Scan the listing below for the word "background", then copy each line that has it.
___ EXERCISE MATERIALS
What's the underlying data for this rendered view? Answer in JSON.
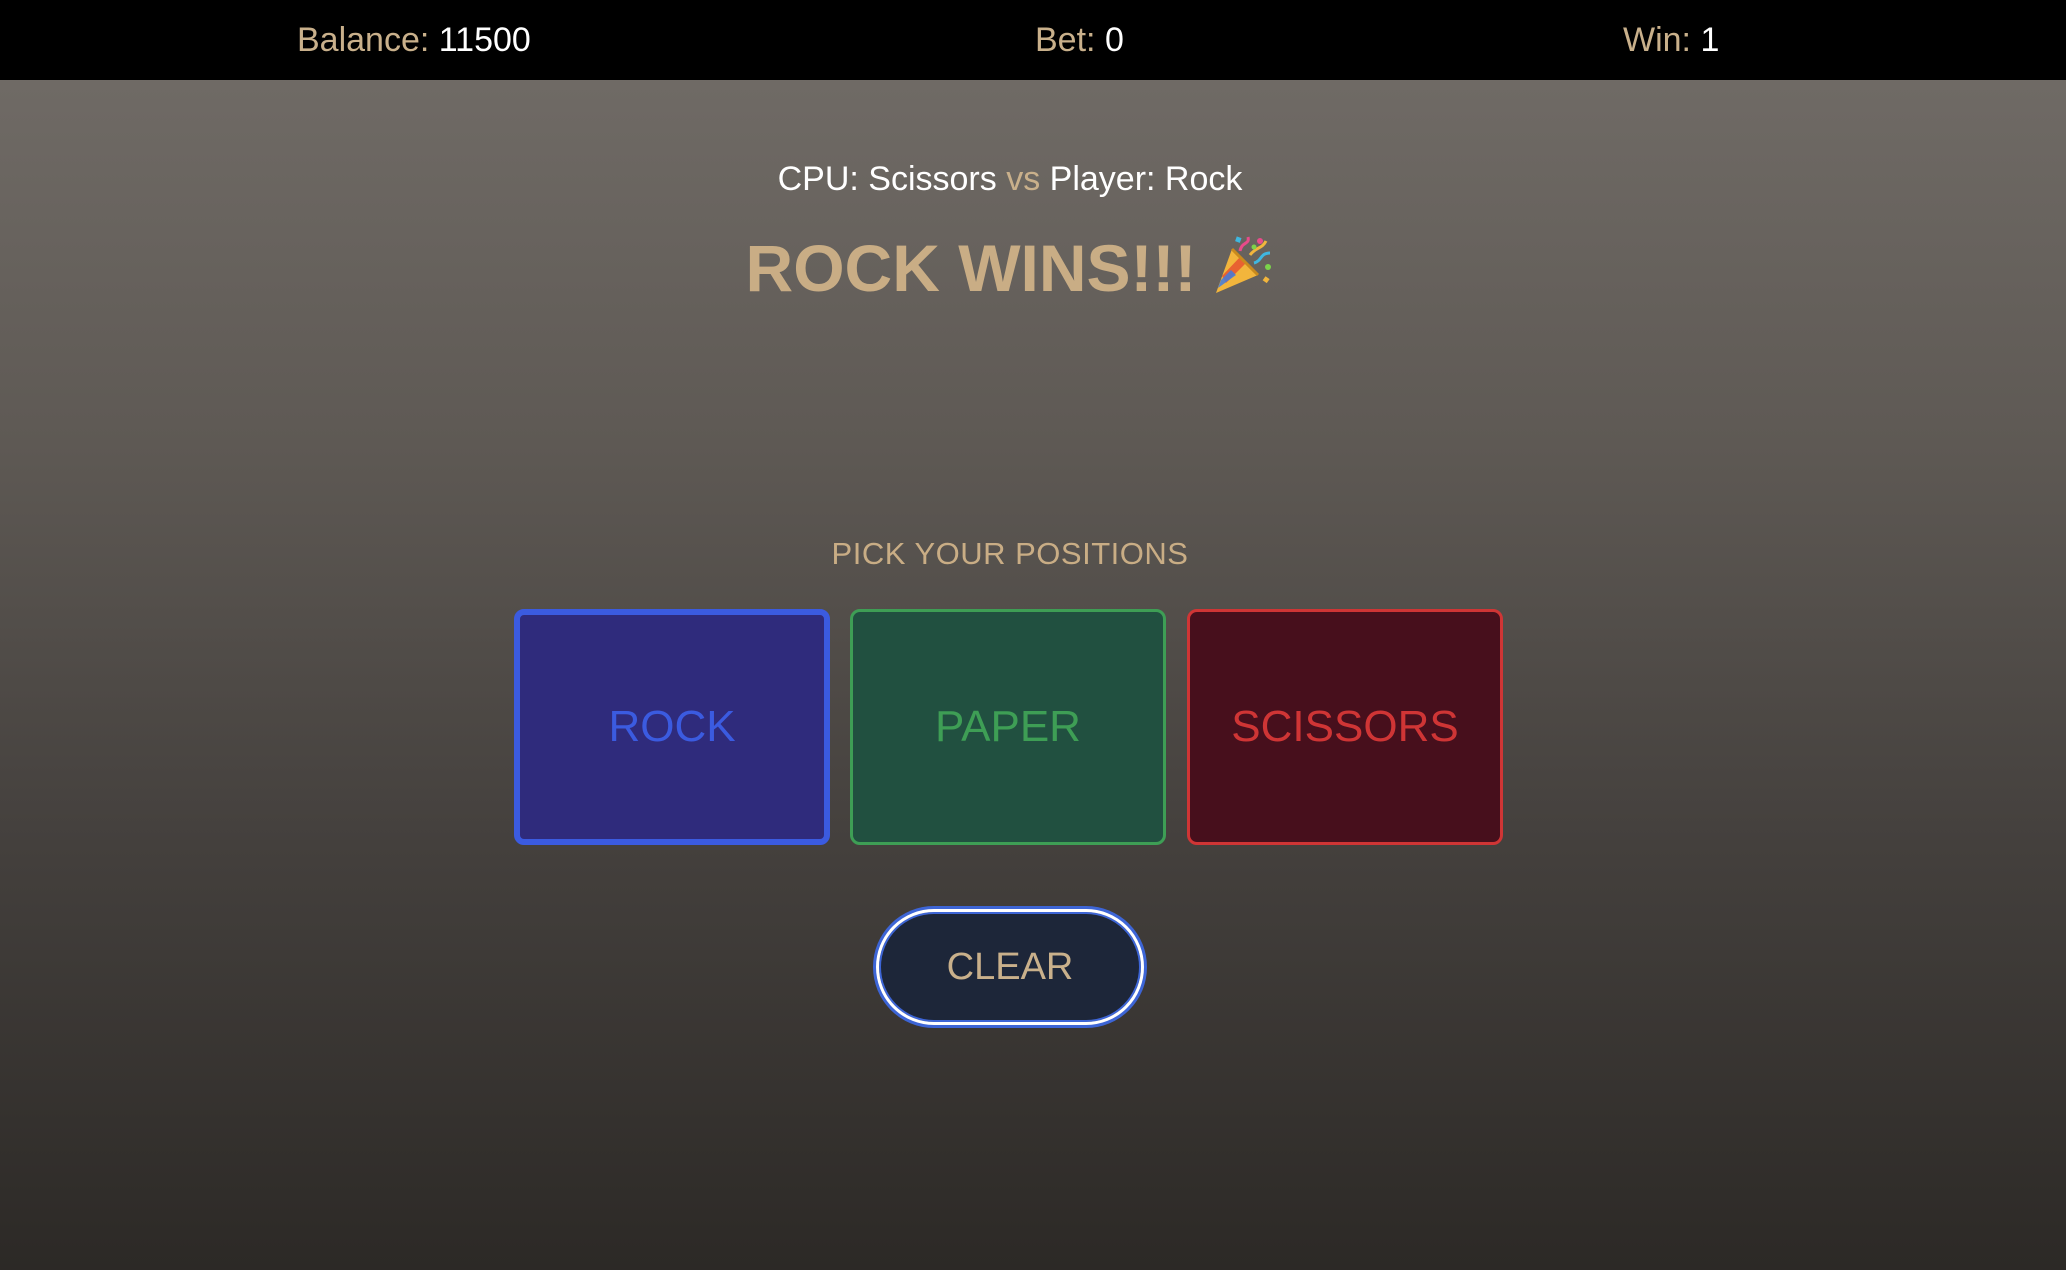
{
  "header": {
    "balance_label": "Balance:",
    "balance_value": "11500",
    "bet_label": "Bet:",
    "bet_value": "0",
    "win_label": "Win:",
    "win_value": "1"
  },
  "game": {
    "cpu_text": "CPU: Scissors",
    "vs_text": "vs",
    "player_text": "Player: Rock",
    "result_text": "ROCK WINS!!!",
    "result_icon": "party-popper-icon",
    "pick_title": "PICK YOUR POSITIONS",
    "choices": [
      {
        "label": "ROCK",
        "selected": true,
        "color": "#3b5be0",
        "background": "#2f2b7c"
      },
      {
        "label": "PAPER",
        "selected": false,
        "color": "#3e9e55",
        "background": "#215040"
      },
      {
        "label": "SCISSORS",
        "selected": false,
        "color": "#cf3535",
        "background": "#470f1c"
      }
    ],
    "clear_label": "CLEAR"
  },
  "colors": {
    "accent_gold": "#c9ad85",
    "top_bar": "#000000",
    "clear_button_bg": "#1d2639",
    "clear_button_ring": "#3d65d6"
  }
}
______
RESPONSE ->
        "background": "#2f2b7c"
        "background": "#215040"
        "background": "#470f1c"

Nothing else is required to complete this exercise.